» Directions for this task: Skip the images; return every entry exactly.

Segment Start: Data supplied

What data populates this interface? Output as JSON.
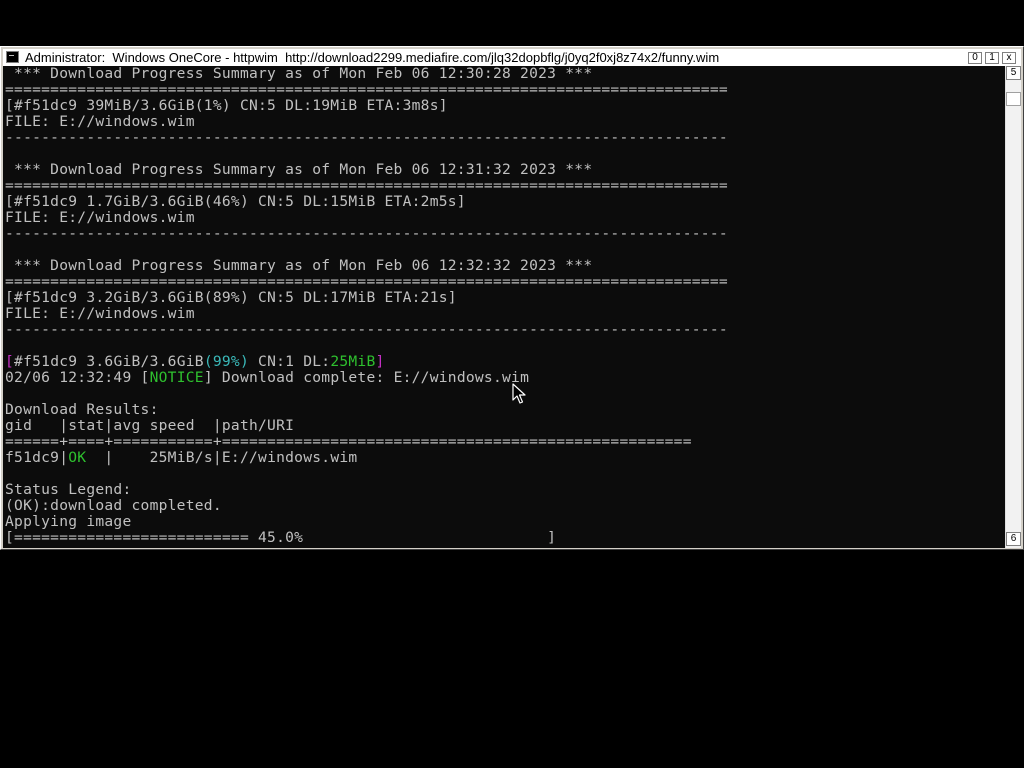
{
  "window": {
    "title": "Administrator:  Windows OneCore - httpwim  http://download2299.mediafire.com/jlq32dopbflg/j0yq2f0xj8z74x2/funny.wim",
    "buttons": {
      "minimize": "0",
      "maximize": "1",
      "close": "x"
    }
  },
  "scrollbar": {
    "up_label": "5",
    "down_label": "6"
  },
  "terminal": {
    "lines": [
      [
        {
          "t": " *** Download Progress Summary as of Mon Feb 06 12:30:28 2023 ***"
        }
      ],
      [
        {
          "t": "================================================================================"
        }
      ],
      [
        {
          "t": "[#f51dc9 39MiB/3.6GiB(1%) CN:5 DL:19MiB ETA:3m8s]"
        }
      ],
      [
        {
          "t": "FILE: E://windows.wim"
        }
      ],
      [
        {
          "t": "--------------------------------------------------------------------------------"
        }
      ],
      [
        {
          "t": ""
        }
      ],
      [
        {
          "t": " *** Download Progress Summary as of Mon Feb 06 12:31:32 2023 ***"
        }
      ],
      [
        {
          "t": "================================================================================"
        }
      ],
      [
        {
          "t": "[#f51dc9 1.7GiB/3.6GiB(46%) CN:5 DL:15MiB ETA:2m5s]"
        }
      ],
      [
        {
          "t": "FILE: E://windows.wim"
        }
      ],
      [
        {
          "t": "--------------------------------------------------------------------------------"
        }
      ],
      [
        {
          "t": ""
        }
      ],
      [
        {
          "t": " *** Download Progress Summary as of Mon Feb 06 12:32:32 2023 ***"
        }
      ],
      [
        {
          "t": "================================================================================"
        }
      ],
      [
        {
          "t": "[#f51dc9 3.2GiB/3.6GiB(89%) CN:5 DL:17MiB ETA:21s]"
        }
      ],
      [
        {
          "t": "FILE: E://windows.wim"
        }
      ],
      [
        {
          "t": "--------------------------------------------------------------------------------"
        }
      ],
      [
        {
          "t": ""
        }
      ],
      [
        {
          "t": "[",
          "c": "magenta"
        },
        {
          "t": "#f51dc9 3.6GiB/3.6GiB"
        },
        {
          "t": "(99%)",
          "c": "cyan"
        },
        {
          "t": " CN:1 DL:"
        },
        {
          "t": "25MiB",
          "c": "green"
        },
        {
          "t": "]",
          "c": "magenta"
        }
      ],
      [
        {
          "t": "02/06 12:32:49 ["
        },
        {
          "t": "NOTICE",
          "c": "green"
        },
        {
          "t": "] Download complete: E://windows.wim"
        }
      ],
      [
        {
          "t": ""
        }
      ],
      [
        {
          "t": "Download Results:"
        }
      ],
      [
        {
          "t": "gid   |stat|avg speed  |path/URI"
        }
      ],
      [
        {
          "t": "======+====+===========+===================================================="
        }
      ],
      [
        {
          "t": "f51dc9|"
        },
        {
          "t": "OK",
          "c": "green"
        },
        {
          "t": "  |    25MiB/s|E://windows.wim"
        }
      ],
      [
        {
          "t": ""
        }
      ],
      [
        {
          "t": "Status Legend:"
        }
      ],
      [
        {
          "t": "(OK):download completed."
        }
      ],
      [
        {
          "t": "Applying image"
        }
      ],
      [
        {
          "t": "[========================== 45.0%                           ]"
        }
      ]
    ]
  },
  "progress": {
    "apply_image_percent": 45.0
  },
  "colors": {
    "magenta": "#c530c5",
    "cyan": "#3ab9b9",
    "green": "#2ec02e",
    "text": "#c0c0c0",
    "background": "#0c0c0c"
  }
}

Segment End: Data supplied

» Your response:
What data populates this interface? Output as JSON.
{
  "window": {
    "title": "Administrator:  Windows OneCore - httpwim  http://download2299.mediafire.com/jlq32dopbflg/j0yq2f0xj8z74x2/funny.wim",
    "buttons": {
      "minimize": "0",
      "maximize": "1",
      "close": "x"
    }
  },
  "scrollbar": {
    "up_label": "5",
    "down_label": "6"
  },
  "terminal": {
    "lines": [
      [
        {
          "t": " *** Download Progress Summary as of Mon Feb 06 12:30:28 2023 ***"
        }
      ],
      [
        {
          "t": "================================================================================"
        }
      ],
      [
        {
          "t": "[#f51dc9 39MiB/3.6GiB(1%) CN:5 DL:19MiB ETA:3m8s]"
        }
      ],
      [
        {
          "t": "FILE: E://windows.wim"
        }
      ],
      [
        {
          "t": "--------------------------------------------------------------------------------"
        }
      ],
      [
        {
          "t": ""
        }
      ],
      [
        {
          "t": " *** Download Progress Summary as of Mon Feb 06 12:31:32 2023 ***"
        }
      ],
      [
        {
          "t": "================================================================================"
        }
      ],
      [
        {
          "t": "[#f51dc9 1.7GiB/3.6GiB(46%) CN:5 DL:15MiB ETA:2m5s]"
        }
      ],
      [
        {
          "t": "FILE: E://windows.wim"
        }
      ],
      [
        {
          "t": "--------------------------------------------------------------------------------"
        }
      ],
      [
        {
          "t": ""
        }
      ],
      [
        {
          "t": " *** Download Progress Summary as of Mon Feb 06 12:32:32 2023 ***"
        }
      ],
      [
        {
          "t": "================================================================================"
        }
      ],
      [
        {
          "t": "[#f51dc9 3.2GiB/3.6GiB(89%) CN:5 DL:17MiB ETA:21s]"
        }
      ],
      [
        {
          "t": "FILE: E://windows.wim"
        }
      ],
      [
        {
          "t": "--------------------------------------------------------------------------------"
        }
      ],
      [
        {
          "t": ""
        }
      ],
      [
        {
          "t": "[",
          "c": "magenta"
        },
        {
          "t": "#f51dc9 3.6GiB/3.6GiB"
        },
        {
          "t": "(99%)",
          "c": "cyan"
        },
        {
          "t": " CN:1 DL:"
        },
        {
          "t": "25MiB",
          "c": "green"
        },
        {
          "t": "]",
          "c": "magenta"
        }
      ],
      [
        {
          "t": "02/06 12:32:49 ["
        },
        {
          "t": "NOTICE",
          "c": "green"
        },
        {
          "t": "] Download complete: E://windows.wim"
        }
      ],
      [
        {
          "t": ""
        }
      ],
      [
        {
          "t": "Download Results:"
        }
      ],
      [
        {
          "t": "gid   |stat|avg speed  |path/URI"
        }
      ],
      [
        {
          "t": "======+====+===========+===================================================="
        }
      ],
      [
        {
          "t": "f51dc9|"
        },
        {
          "t": "OK",
          "c": "green"
        },
        {
          "t": "  |    25MiB/s|E://windows.wim"
        }
      ],
      [
        {
          "t": ""
        }
      ],
      [
        {
          "t": "Status Legend:"
        }
      ],
      [
        {
          "t": "(OK):download completed."
        }
      ],
      [
        {
          "t": "Applying image"
        }
      ],
      [
        {
          "t": "[========================== 45.0%                           ]"
        }
      ]
    ]
  },
  "progress": {
    "apply_image_percent": 45.0
  },
  "colors": {
    "magenta": "#c530c5",
    "cyan": "#3ab9b9",
    "green": "#2ec02e",
    "text": "#c0c0c0",
    "background": "#0c0c0c"
  }
}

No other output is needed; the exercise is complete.